▶ _What you need to do_
Find every line below where the string "time" shows up, and copy those lines.

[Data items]
-=-=-

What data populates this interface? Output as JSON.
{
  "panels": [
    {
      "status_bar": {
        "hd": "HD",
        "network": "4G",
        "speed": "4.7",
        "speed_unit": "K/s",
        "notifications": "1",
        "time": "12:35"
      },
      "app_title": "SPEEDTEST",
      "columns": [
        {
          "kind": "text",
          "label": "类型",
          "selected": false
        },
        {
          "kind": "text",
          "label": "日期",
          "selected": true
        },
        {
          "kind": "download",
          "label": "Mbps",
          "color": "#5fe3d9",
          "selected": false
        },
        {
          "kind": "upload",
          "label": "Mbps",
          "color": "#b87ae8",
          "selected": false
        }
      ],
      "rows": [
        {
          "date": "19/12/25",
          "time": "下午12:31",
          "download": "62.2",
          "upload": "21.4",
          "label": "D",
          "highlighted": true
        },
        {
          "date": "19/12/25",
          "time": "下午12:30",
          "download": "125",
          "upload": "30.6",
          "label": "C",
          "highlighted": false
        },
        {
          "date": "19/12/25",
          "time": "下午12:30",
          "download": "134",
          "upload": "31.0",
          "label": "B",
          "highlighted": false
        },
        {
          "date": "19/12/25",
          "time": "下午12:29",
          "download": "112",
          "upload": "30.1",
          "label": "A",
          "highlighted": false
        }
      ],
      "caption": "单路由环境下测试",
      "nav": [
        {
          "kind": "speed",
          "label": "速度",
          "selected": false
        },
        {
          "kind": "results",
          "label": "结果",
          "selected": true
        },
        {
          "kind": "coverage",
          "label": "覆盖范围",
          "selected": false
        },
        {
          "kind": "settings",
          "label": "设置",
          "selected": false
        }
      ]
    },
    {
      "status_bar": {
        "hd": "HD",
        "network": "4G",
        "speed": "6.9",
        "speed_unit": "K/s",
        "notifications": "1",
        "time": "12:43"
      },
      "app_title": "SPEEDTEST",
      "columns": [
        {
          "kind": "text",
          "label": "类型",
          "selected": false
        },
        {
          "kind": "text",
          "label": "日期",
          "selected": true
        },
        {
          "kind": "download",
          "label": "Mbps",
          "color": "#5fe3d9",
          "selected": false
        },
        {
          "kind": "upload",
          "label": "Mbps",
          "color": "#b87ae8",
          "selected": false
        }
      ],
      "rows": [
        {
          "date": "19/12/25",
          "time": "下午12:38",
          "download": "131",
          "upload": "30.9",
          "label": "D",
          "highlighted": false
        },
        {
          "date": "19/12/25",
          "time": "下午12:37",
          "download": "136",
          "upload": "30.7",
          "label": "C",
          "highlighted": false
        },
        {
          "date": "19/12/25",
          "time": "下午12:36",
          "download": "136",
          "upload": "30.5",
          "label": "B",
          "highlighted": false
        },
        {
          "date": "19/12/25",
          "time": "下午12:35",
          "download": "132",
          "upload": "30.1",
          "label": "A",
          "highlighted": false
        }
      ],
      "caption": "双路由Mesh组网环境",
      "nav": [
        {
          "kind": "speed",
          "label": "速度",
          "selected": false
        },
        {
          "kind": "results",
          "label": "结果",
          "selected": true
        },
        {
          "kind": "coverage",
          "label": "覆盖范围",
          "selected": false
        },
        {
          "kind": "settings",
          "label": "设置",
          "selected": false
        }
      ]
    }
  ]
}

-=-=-

▶ _Answer box_
        "time": "12:35"
          "time": "下午12:31",
          "time": "下午12:30",
          "time": "下午12:30",
          "time": "下午12:29",
        "time": "12:43"
          "time": "下午12:38",
          "time": "下午12:37",
          "time": "下午12:36",
          "time": "下午12:35",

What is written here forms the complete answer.